The border with Austria runs right across the top of the mountain, so here's Michael standing with my friend Jeff before they stroll into Austria. There's a restaurant from each country up there, but we'd had so much German food over the last few days. We decided to dine with the Austrians. It was a great choice. Not only was it delicious, but here was our view:

Don't ever let it be said that Michael isn't willing to try new things. Especially when the new things include new varieties of Strudel. This is Mohnstrudel (poppy seed) and Topfenstrudel (a bit like a mix of batter and less-sweet cheesecake). He certainly prefers Applestrudel, but these were a nice change of pace.

He would've gone straight to the dessert, but ate a huge plate of a meat selection beforehand. Michael desperately wanted to order Apple Strudel again, but I convinced him to try something new. If you read the ingredients and how it's prepared (Dampfnudel), you'll understand immediately that Michael loved it.

This was the Augustiner Keller where we had a fantastic meal. Michael was thrilled to eat down there, and he informed me that this was definitely something he wouldn't have wanted to miss.

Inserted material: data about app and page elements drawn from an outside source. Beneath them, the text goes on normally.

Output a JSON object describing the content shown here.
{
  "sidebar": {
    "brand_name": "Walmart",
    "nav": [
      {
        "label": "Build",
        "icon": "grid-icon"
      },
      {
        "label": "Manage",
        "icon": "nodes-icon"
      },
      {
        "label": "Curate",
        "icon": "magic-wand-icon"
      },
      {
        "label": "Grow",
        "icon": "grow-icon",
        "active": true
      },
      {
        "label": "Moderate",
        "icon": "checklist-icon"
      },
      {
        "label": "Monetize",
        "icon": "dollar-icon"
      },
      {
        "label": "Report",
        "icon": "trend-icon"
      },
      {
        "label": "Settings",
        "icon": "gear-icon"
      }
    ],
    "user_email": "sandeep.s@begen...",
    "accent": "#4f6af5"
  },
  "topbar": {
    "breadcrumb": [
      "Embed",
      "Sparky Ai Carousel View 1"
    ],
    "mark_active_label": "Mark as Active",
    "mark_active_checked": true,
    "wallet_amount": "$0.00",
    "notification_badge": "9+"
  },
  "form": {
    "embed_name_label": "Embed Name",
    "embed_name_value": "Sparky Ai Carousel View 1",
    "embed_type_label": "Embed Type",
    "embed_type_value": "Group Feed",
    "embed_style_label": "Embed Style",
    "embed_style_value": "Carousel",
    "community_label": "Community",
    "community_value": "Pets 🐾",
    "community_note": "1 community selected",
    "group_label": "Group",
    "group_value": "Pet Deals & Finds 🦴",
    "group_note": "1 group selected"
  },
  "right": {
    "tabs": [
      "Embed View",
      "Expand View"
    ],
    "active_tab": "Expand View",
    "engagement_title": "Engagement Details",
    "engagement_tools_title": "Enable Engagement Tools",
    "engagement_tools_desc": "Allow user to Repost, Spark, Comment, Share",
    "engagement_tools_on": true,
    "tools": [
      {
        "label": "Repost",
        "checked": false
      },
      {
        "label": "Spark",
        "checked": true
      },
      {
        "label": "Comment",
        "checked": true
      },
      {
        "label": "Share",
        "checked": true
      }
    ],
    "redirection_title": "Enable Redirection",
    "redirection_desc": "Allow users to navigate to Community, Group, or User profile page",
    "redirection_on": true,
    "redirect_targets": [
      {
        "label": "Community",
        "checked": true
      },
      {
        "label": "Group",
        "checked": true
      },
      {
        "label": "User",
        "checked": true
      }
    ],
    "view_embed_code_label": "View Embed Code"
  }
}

Tomorrow we catch the train to Cologne for Carnival. Although the title of this blog says I'm in Bavaria, this'll be an exception where I talk about another part of Germany.

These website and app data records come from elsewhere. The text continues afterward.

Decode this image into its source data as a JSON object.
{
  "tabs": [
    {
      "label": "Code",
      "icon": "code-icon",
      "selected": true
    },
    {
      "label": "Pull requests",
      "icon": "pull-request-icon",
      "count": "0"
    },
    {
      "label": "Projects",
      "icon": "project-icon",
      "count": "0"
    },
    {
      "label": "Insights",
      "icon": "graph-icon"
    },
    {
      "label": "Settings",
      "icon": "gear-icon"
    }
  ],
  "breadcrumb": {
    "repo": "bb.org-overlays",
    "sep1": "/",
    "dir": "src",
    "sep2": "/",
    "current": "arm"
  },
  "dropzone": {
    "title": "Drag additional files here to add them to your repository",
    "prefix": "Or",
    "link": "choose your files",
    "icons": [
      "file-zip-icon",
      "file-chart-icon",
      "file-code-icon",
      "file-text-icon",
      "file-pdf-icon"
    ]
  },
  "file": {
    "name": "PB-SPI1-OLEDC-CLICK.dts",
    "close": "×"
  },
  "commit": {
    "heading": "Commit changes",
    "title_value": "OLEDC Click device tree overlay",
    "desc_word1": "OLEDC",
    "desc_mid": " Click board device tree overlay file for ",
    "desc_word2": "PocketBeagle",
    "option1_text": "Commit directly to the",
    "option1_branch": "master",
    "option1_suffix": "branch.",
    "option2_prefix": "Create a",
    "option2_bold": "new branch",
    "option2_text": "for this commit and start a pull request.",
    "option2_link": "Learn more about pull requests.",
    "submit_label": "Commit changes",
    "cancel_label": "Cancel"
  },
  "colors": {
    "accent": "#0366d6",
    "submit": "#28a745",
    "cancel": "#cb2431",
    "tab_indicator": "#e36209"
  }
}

Earlier in the day, we were at the concentration camp memorial in Dachau. There's an entire blogpost on that one, but I just don't know how to start talking about it. Another time. But after a very difficult several hours looking at and imagining the horrors that took place, we had a beautiful sunset. This was the nicest photo I could get of it.

Tuesday, 1 March 2011

monkeys and transport

Not only did we walk through the English Garden yesterday (Here's Michael in front of the Chinese Tower), but we walked along the Isar River all the way to the Munich Zoo (Tierpark Hellabrunn).

As much as we enjoyed the baboons, the dogs were completely entranced. Here's Ella having a moment. When Louis started to bark, we had to move along. Until then, this part was quite fun.

I'm sure if you ask nicely, Michael will show you many more photos that he took from the Verkehrsmuseum (transportation museum), but I decided to include a photo of him standing in front of a Munich streetcar. There were some streetcars from the early 70s there, but this shot looked better.

There was a time, when we were much smaller/younger, when pulling Michael away from playing in this truck would've been much, much more difficult. He certainly enjoyed the few moments he allowed himself to daydream.

So, he's been talking about Strudel since long before he even boarded the plane to come here. He showed fortitude in waiting as long as he did, so we made sure that this part was ticked off our list. He said it was quite good. The whipped cream had a hint of vanilla, but he admitted that it could've been a bit sweeter. The Strudel itself was worth the wait.

Outside the Jagd- und Fischermuseum (Hunting and Fishing museum)
is this very attractive wild boar statue. Can you tell which one is me?

And the last thing before we went home for the evening was a bit of Eastern European street music. Accordion, xylophone and a double bass...was really quite good. Michael couldn't help himself from donating to the cause.